So I’ve got some bad news for you, in my experience “videographers” don’t always get social media.
Before you pay out for a videographer to come and give you a promo video, take a few tips from me, with experience at both ends of the spectrum.
I started my career as a graphic designer, working mostly on print media, but dabbling in web design. At one point we held an event and I was tasked with shooting video interviews with the speakers. This was maybe ten years ago.
These were incredibly dull conferences, and incredibly dull speakers. Even if you were in the industry, it would take something special to hold you there until 5pm on Day 2.
That’s where it began for me. Since then, video content has skyrocketed.
But not all video is equal. Here are five things to keep in mind when you make the decision to hire in a videographer.
- Be crystal clear on the purpose
As with any marketing activity you need to be clear on what it is you want this video to achieve. Think about the outcome you want and how you can emotionally trigger the viewer to do that. I use that word “emotionally” because video is an incredibly emotional medium. I’ve made conference halls cry with video, and I’m quite proud of that. So be clear on how you want the audience to FEEL, and how that will help them to take the ACTION you want them to.
In my case, I made them cry because I wanted them to donate to the charity I was working with. It worked pretty well!
2. Keep it short and sweet
“Filmmakers” are great at getting emotional responses, and nailing those incredibly artistic shots, but you need to remember that this video is competing with a million funny cats. There is ALWAYS a cat video standing by to steal your viewer. So if your video is for social media alone, you need to hit them quick. NO long slow drone-shot intros, NO flashy logo screens before your content, and NO video beyond 60–90 seconds. Don’t be swayed by the artistic integrity of your videographer, you need to grab your audience within the first 1–3 seconds and hook them in with your message.
3. Use text with your video
You’ll have seen that most social videos now have subtitles. This is because most video is shown with sound off, then the viewer has to switch it on. So they need to be able to read what’s happening. Also use headlines on your video. Give your video a top and bottom panel, top for an attention-grabbing headline, and the bottom for the subtitles. Again, the artistic filmmaker with probably hate this, but this isn’t cinema, it’s social, and you need to literally grab your viewer by the shirt and drag them in to watch.
4. Hook — Intro — Content — Call to action
This is a little technical, but if you keep this in mind, you’ll be able to help your videographer nail your next video. The concept here is to kick off your video with a little hook — snippet of the big valuable piece of info that they’ll get later in the video. You’ll have them hooked, then hit them with the information that they didn’t come here to know, but that you want them to take in. Then hit them with the full piece of valuable information (the snippet replayed but in full detail), and the call to action.

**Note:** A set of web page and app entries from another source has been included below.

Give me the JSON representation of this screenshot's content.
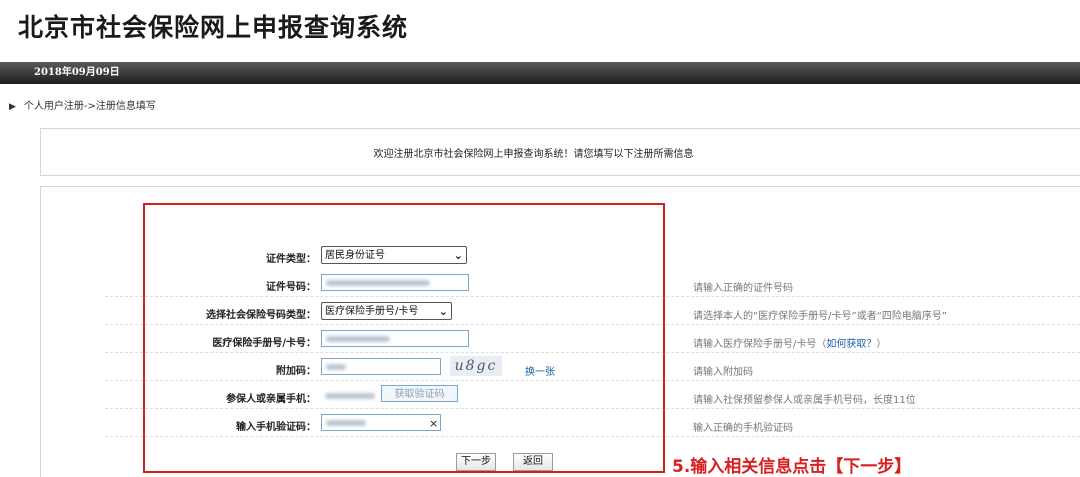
{
  "header": {
    "title": "北京市社会保险网上申报查询系统",
    "date": "2018年09月09日"
  },
  "breadcrumb": {
    "arrow": "▶",
    "text": "个人用户注册->注册信息填写"
  },
  "welcome": "欢迎注册北京市社会保险网上申报查询系统！请您填写以下注册所需信息",
  "form": {
    "id_type": {
      "label": "证件类型：",
      "value": "居民身份证号",
      "chevron": "⌄"
    },
    "id_number": {
      "label": "证件号码：",
      "hint": "请输入正确的证件号码"
    },
    "insurance_type": {
      "label": "选择社会保险号码类型：",
      "value": "医疗保险手册号/卡号",
      "chevron": "⌄",
      "hint": "请选择本人的“医疗保险手册号/卡号”或者“四险电脑序号”"
    },
    "insurance_number": {
      "label": "医疗保险手册号/卡号：",
      "hint": "请输入医疗保险手册号/卡号（",
      "hint_link": "如何获取？",
      "hint_end": "）"
    },
    "captcha": {
      "label": "附加码：",
      "image_text": "u8gc",
      "refresh": "换一张",
      "hint": "请输入附加码"
    },
    "phone": {
      "label": "参保人或亲属手机：",
      "button": "获取验证码",
      "hint": "请输入社保预留参保人或亲属手机号码，长度11位"
    },
    "sms_code": {
      "label": "输入手机验证码：",
      "clear": "×",
      "hint": "输入正确的手机验证码"
    }
  },
  "actions": {
    "next": "下一步",
    "back": "返回"
  },
  "annotation": "5.输入相关信息点击【下一步】",
  "colors": {
    "annotation": "#d71f1f",
    "link": "#1a5fa8",
    "input_border": "#7aa6d6"
  }
}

The call to action is the thing that asks them to do something right now.
Use graphics on the end to reinforce the call to action visually too. Now display your logo here if you want.
5. The perfect size (or aspect ratio)
The standard aspect ratio for video these days is 16:9. In Full HD that’s 1920x1080 pixels, or in 4K that’s 3840×2160 pixels. Sorry, that’s complicated- it’s a rectangle, the shape of your TV screen.
Now, strangley enough, this is not always the ideal size for your social media channels. At the moment, people are experimenting with video of different sizes, but the top performer and easiest for you to make use of across all (or most) channels is to go SQUARE. That’s 1080x1080 square video. Talk about this with your videographer.
There are two exceptions to this: 1. YouTube still prefers the traditional landscape 16:9 aspect ration. 2. Instagram/Facebook/Linkedin Stories, TikTok and Snapchat all prefer portrait 9:16, the same as YouTube just turned on its head. This presents a challenge because you don’t have much width, so talk this over with your videographer — and watch them squirm!
Ideally, when you get your content finalised you should have three versions, one 1:1, 16:9 and 9:16.
This is a quick overview of just five things you should consider before you hire in your videographer, or indeed just things to discuss with them before you sign the deal. Remember, this video must work for your purpose and above all else, it should grab the attention of your audience.